● **WHAT TO PRODUCE**: For the word "springframework", search the records and show each line in which it occurs.

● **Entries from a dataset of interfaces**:
····················

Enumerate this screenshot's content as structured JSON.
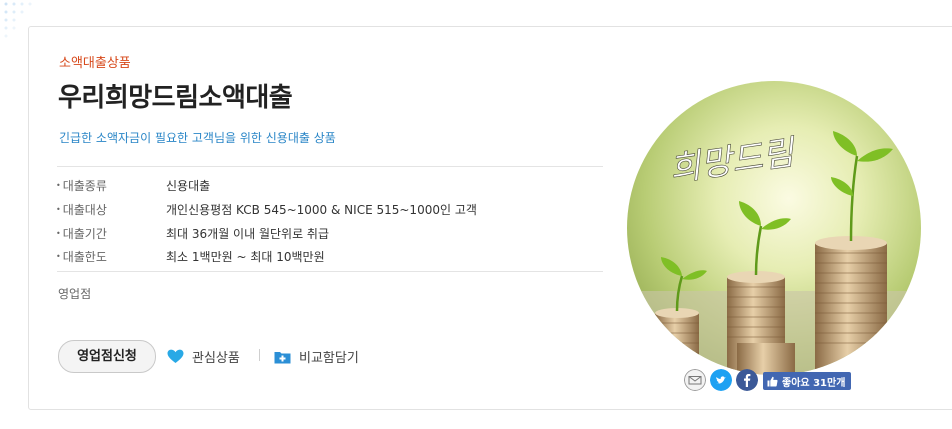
{
  "product": {
    "category": "소액대출상품",
    "title": "우리희망드림소액대출",
    "description": "긴급한 소액자금이 필요한 고객님을 위한 신용대출 상품"
  },
  "details": [
    {
      "label": "대출종류",
      "value": "신용대출"
    },
    {
      "label": "대출대상",
      "value": "개인신용평점 KCB 545~1000 & NICE 515~1000인 고객"
    },
    {
      "label": "대출기간",
      "value": "최대 36개월 이내 월단위로 취급"
    },
    {
      "label": "대출한도",
      "value": "최소 1백만원 ~ 최대 10백만원"
    }
  ],
  "branch_label": "영업점",
  "actions": {
    "apply": "영업점신청",
    "favorite": "관심상품",
    "compare": "비교함담기"
  },
  "banner": {
    "text": "희망드림"
  },
  "social": {
    "icons": [
      "mail-icon",
      "twitter-icon",
      "facebook-icon"
    ],
    "like_label": "좋아요 31만개"
  },
  "colors": {
    "category": "#d7491b",
    "description": "#2a86c7",
    "favorite_heart": "#29a9e6",
    "compare_icon": "#2b8fd6",
    "twitter": "#1da1f2",
    "facebook": "#3b5998",
    "like_button": "#4267b2"
  }
}
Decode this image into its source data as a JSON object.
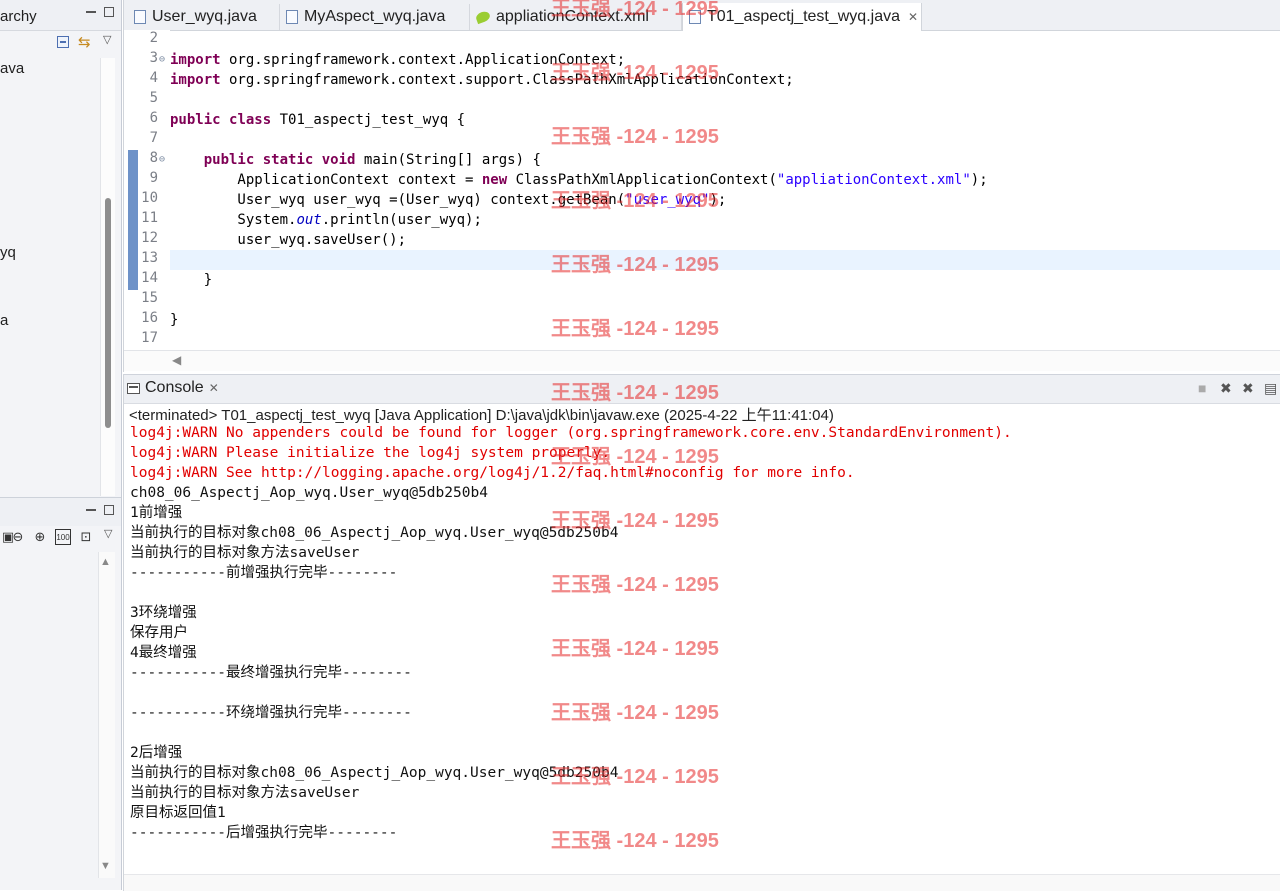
{
  "left_panel": {
    "title": "archy",
    "tree_items": [
      "ava",
      "yq",
      "a"
    ],
    "bottom_tools": [
      "▣",
      "⊖",
      "⊕",
      "100",
      "⊡"
    ]
  },
  "editor": {
    "tabs": [
      {
        "label": "User_wyq.java",
        "icon": "java-file-icon"
      },
      {
        "label": "MyAspect_wyq.java",
        "icon": "java-file-icon"
      },
      {
        "label": "appliationContext.xml",
        "icon": "xml-file-icon"
      },
      {
        "label": "T01_aspectj_test_wyq.java",
        "icon": "java-file-icon",
        "active": true
      }
    ],
    "lines": [
      {
        "num": "2",
        "html": ""
      },
      {
        "num": "3",
        "html": "<span class=\"kw\">import</span> org.springframework.context.ApplicationContext;",
        "fold": true
      },
      {
        "num": "4",
        "html": "<span class=\"kw\">import</span> org.springframework.context.support.ClassPathXmlApplicationContext;"
      },
      {
        "num": "5",
        "html": ""
      },
      {
        "num": "6",
        "html": "<span class=\"kw\">public</span> <span class=\"kw\">class</span> T01_aspectj_test_wyq {"
      },
      {
        "num": "7",
        "html": ""
      },
      {
        "num": "8",
        "html": "    <span class=\"kw\">public</span> <span class=\"kw\">static</span> <span class=\"kw\">void</span> main(String[] args) {",
        "fold": true
      },
      {
        "num": "9",
        "html": "        ApplicationContext context = <span class=\"kw\">new</span> ClassPathXmlApplicationContext(<span class=\"str\">\"appliationContext.xml\"</span>);"
      },
      {
        "num": "10",
        "html": "        User_wyq user_wyq =(User_wyq) context.getBean(<span class=\"str\">\"user_wyq\"</span>);"
      },
      {
        "num": "11",
        "html": "        System.<span class=\"field\">out</span>.println(user_wyq);"
      },
      {
        "num": "12",
        "html": "        user_wyq.saveUser();"
      },
      {
        "num": "13",
        "html": ""
      },
      {
        "num": "14",
        "html": "    }"
      },
      {
        "num": "15",
        "html": ""
      },
      {
        "num": "16",
        "html": "}"
      },
      {
        "num": "17",
        "html": ""
      }
    ]
  },
  "console": {
    "tab_label": "Console",
    "status": "<terminated> T01_aspectj_test_wyq [Java Application] D:\\java\\jdk\\bin\\javaw.exe (2025-4-22 上午11:41:04)",
    "lines": [
      {
        "text": "log4j:WARN No appenders could be found for logger (org.springframework.core.env.StandardEnvironment).",
        "err": true
      },
      {
        "text": "log4j:WARN Please initialize the log4j system properly.",
        "err": true
      },
      {
        "text": "log4j:WARN See http://logging.apache.org/log4j/1.2/faq.html#noconfig for more info.",
        "err": true
      },
      {
        "text": "ch08_06_Aspectj_Aop_wyq.User_wyq@5db250b4"
      },
      {
        "text": "1前增强"
      },
      {
        "text": "当前执行的目标对象ch08_06_Aspectj_Aop_wyq.User_wyq@5db250b4"
      },
      {
        "text": "当前执行的目标对象方法saveUser"
      },
      {
        "text": "-----------前增强执行完毕--------"
      },
      {
        "text": ""
      },
      {
        "text": "3环绕增强"
      },
      {
        "text": "保存用户"
      },
      {
        "text": "4最终增强"
      },
      {
        "text": "-----------最终增强执行完毕--------"
      },
      {
        "text": ""
      },
      {
        "text": "-----------环绕增强执行完毕--------"
      },
      {
        "text": ""
      },
      {
        "text": "2后增强"
      },
      {
        "text": "当前执行的目标对象ch08_06_Aspectj_Aop_wyq.User_wyq@5db250b4"
      },
      {
        "text": "当前执行的目标对象方法saveUser"
      },
      {
        "text": "原目标返回值1"
      },
      {
        "text": "-----------后增强执行完毕--------"
      }
    ]
  },
  "watermark": {
    "text": "王玉强 -124 - 1295"
  }
}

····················

● **SOLVED PROBLEM**:
        "html": "<span class=\"kw\">import</span> org.springframework.context.ApplicationContext;",
        "html": "<span class=\"kw\">import</span> org.springframework.context.support.ClassPathXmlApplicationContext;"
        "text": "log4j:WARN No appenders could be found for logger (org.springframework.core.env.StandardEnvironment).",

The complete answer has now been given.